- _EXERCISE INPUTS_
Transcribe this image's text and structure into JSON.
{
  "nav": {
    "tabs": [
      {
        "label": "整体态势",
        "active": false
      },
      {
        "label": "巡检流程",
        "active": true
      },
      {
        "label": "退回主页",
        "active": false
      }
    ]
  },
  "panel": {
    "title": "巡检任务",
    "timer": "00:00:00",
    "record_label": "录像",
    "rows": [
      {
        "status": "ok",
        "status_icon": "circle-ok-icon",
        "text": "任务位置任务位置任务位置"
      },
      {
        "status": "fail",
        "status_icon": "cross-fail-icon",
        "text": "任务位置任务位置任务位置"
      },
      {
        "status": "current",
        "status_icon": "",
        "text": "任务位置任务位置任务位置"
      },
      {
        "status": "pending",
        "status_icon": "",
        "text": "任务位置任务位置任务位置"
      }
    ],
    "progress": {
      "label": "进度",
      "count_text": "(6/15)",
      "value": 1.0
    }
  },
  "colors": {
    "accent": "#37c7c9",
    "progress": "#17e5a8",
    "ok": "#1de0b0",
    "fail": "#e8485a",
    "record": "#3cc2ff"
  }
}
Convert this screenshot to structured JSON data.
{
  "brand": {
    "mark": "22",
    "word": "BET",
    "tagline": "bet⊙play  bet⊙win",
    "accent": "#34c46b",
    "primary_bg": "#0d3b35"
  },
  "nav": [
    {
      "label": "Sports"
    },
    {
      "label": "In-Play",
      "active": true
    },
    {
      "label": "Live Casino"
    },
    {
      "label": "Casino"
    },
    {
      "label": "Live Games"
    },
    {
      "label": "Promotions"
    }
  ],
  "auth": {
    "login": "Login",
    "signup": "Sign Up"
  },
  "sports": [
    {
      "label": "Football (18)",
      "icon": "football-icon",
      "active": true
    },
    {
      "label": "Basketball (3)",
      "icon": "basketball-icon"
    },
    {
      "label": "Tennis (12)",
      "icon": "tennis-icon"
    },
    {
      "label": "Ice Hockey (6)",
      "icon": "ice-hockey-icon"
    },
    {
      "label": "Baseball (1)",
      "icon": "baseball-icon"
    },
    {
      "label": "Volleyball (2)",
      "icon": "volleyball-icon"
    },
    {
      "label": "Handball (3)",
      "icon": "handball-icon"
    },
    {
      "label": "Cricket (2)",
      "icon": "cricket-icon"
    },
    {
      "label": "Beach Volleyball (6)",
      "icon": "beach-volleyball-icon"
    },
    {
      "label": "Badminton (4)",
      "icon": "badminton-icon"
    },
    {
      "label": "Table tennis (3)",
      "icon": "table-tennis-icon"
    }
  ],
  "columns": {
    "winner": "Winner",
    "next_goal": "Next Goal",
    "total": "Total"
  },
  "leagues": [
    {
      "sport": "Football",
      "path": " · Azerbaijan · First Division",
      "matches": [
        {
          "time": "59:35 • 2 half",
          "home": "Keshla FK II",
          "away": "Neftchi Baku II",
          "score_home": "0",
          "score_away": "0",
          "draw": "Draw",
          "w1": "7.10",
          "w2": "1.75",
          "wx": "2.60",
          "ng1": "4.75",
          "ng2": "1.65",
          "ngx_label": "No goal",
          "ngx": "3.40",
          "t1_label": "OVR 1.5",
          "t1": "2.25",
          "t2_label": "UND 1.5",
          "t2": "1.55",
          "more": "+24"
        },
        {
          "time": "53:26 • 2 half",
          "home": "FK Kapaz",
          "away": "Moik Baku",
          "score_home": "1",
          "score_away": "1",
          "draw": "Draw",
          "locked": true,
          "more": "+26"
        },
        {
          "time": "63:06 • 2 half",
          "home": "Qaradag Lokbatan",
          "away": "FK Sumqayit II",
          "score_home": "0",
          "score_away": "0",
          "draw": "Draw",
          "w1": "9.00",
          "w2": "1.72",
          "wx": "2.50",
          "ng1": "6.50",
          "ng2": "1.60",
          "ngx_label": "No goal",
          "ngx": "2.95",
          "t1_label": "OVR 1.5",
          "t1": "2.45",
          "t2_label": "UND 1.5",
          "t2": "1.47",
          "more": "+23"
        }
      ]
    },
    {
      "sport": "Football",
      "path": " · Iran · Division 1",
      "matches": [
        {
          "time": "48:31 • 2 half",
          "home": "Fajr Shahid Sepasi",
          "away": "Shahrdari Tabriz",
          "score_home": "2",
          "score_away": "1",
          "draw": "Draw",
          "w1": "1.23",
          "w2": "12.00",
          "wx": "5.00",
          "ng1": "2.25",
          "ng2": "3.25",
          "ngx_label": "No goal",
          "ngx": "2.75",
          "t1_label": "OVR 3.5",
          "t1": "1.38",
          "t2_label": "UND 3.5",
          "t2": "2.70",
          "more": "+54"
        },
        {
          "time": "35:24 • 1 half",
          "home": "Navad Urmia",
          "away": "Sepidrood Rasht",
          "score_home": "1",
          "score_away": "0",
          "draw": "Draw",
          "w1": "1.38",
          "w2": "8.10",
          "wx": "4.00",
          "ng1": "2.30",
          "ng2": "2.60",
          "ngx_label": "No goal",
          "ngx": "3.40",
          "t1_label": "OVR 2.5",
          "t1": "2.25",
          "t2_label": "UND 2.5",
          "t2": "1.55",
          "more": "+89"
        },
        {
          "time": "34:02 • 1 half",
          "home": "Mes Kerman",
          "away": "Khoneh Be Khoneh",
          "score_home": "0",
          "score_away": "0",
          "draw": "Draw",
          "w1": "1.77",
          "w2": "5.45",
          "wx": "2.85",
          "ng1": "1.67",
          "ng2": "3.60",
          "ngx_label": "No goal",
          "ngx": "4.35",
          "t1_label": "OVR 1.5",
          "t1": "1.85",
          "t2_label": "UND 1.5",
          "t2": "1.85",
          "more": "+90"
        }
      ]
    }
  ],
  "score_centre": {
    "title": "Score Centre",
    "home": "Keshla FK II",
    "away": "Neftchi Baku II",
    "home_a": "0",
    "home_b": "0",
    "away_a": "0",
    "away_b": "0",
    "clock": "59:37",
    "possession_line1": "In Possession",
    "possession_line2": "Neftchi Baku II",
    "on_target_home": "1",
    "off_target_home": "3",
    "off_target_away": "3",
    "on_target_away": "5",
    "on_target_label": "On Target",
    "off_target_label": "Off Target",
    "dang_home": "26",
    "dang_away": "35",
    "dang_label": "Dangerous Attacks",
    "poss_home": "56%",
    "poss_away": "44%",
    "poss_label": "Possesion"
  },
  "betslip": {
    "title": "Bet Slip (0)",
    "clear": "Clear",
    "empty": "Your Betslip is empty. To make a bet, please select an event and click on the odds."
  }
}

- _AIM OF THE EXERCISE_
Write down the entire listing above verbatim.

- _WRITTEN RESPONSE_
Transcribe this image's text and structure into JSON.
{
  "nav": {
    "tabs": [
      {
        "label": "整体态势",
        "active": false
      },
      {
        "label": "巡检流程",
        "active": true
      },
      {
        "label": "退回主页",
        "active": false
      }
    ]
  },
  "panel": {
    "title": "巡检任务",
    "timer": "00:00:00",
    "record_label": "录像",
    "rows": [
      {
        "status": "ok",
        "status_icon": "circle-ok-icon",
        "text": "任务位置任务位置任务位置"
      },
      {
        "status": "fail",
        "status_icon": "cross-fail-icon",
        "text": "任务位置任务位置任务位置"
      },
      {
        "status": "current",
        "status_icon": "",
        "text": "任务位置任务位置任务位置"
      },
      {
        "status": "pending",
        "status_icon": "",
        "text": "任务位置任务位置任务位置"
      }
    ],
    "progress": {
      "label": "进度",
      "count_text": "(6/15)",
      "value": 1.0
    }
  },
  "colors": {
    "accent": "#37c7c9",
    "progress": "#17e5a8",
    "ok": "#1de0b0",
    "fail": "#e8485a",
    "record": "#3cc2ff"
  }
}
Convert this screenshot to structured JSON data.
{
  "brand": {
    "mark": "22",
    "word": "BET",
    "tagline": "bet⊙play  bet⊙win",
    "accent": "#34c46b",
    "primary_bg": "#0d3b35"
  },
  "nav": [
    {
      "label": "Sports"
    },
    {
      "label": "In-Play",
      "active": true
    },
    {
      "label": "Live Casino"
    },
    {
      "label": "Casino"
    },
    {
      "label": "Live Games"
    },
    {
      "label": "Promotions"
    }
  ],
  "auth": {
    "login": "Login",
    "signup": "Sign Up"
  },
  "sports": [
    {
      "label": "Football (18)",
      "icon": "football-icon",
      "active": true
    },
    {
      "label": "Basketball (3)",
      "icon": "basketball-icon"
    },
    {
      "label": "Tennis (12)",
      "icon": "tennis-icon"
    },
    {
      "label": "Ice Hockey (6)",
      "icon": "ice-hockey-icon"
    },
    {
      "label": "Baseball (1)",
      "icon": "baseball-icon"
    },
    {
      "label": "Volleyball (2)",
      "icon": "volleyball-icon"
    },
    {
      "label": "Handball (3)",
      "icon": "handball-icon"
    },
    {
      "label": "Cricket (2)",
      "icon": "cricket-icon"
    },
    {
      "label": "Beach Volleyball (6)",
      "icon": "beach-volleyball-icon"
    },
    {
      "label": "Badminton (4)",
      "icon": "badminton-icon"
    },
    {
      "label": "Table tennis (3)",
      "icon": "table-tennis-icon"
    }
  ],
  "columns": {
    "winner": "Winner",
    "next_goal": "Next Goal",
    "total": "Total"
  },
  "leagues": [
    {
      "sport": "Football",
      "path": " · Azerbaijan · First Division",
      "matches": [
        {
          "time": "59:35 • 2 half",
          "home": "Keshla FK II",
          "away": "Neftchi Baku II",
          "score_home": "0",
          "score_away": "0",
          "draw": "Draw",
          "w1": "7.10",
          "w2": "1.75",
          "wx": "2.60",
          "ng1": "4.75",
          "ng2": "1.65",
          "ngx_label": "No goal",
          "ngx": "3.40",
          "t1_label": "OVR 1.5",
          "t1": "2.25",
          "t2_label": "UND 1.5",
          "t2": "1.55",
          "more": "+24"
        },
        {
          "time": "53:26 • 2 half",
          "home": "FK Kapaz",
          "away": "Moik Baku",
          "score_home": "1",
          "score_away": "1",
          "draw": "Draw",
          "locked": true,
          "more": "+26"
        },
        {
          "time": "63:06 • 2 half",
          "home": "Qaradag Lokbatan",
          "away": "FK Sumqayit II",
          "score_home": "0",
          "score_away": "0",
          "draw": "Draw",
          "w1": "9.00",
          "w2": "1.72",
          "wx": "2.50",
          "ng1": "6.50",
          "ng2": "1.60",
          "ngx_label": "No goal",
          "ngx": "2.95",
          "t1_label": "OVR 1.5",
          "t1": "2.45",
          "t2_label": "UND 1.5",
          "t2": "1.47",
          "more": "+23"
        }
      ]
    },
    {
      "sport": "Football",
      "path": " · Iran · Division 1",
      "matches": [
        {
          "time": "48:31 • 2 half",
          "home": "Fajr Shahid Sepasi",
          "away": "Shahrdari Tabriz",
          "score_home": "2",
          "score_away": "1",
          "draw": "Draw",
          "w1": "1.23",
          "w2": "12.00",
          "wx": "5.00",
          "ng1": "2.25",
          "ng2": "3.25",
          "ngx_label": "No goal",
          "ngx": "2.75",
          "t1_label": "OVR 3.5",
          "t1": "1.38",
          "t2_label": "UND 3.5",
          "t2": "2.70",
          "more": "+54"
        },
        {
          "time": "35:24 • 1 half",
          "home": "Navad Urmia",
          "away": "Sepidrood Rasht",
          "score_home": "1",
          "score_away": "0",
          "draw": "Draw",
          "w1": "1.38",
          "w2": "8.10",
          "wx": "4.00",
          "ng1": "2.30",
          "ng2": "2.60",
          "ngx_label": "No goal",
          "ngx": "3.40",
          "t1_label": "OVR 2.5",
          "t1": "2.25",
          "t2_label": "UND 2.5",
          "t2": "1.55",
          "more": "+89"
        },
        {
          "time": "34:02 • 1 half",
          "home": "Mes Kerman",
          "away": "Khoneh Be Khoneh",
          "score_home": "0",
          "score_away": "0",
          "draw": "Draw",
          "w1": "1.77",
          "w2": "5.45",
          "wx": "2.85",
          "ng1": "1.67",
          "ng2": "3.60",
          "ngx_label": "No goal",
          "ngx": "4.35",
          "t1_label": "OVR 1.5",
          "t1": "1.85",
          "t2_label": "UND 1.5",
          "t2": "1.85",
          "more": "+90"
        }
      ]
    }
  ],
  "score_centre": {
    "title": "Score Centre",
    "home": "Keshla FK II",
    "away": "Neftchi Baku II",
    "home_a": "0",
    "home_b": "0",
    "away_a": "0",
    "away_b": "0",
    "clock": "59:37",
    "possession_line1": "In Possession",
    "possession_line2": "Neftchi Baku II",
    "on_target_home": "1",
    "off_target_home": "3",
    "off_target_away": "3",
    "on_target_away": "5",
    "on_target_label": "On Target",
    "off_target_label": "Off Target",
    "dang_home": "26",
    "dang_away": "35",
    "dang_label": "Dangerous Attacks",
    "poss_home": "56%",
    "poss_away": "44%",
    "poss_label": "Possesion"
  },
  "betslip": {
    "title": "Bet Slip (0)",
    "clear": "Clear",
    "empty": "Your Betslip is empty. To make a bet, please select an event and click on the odds."
  }
}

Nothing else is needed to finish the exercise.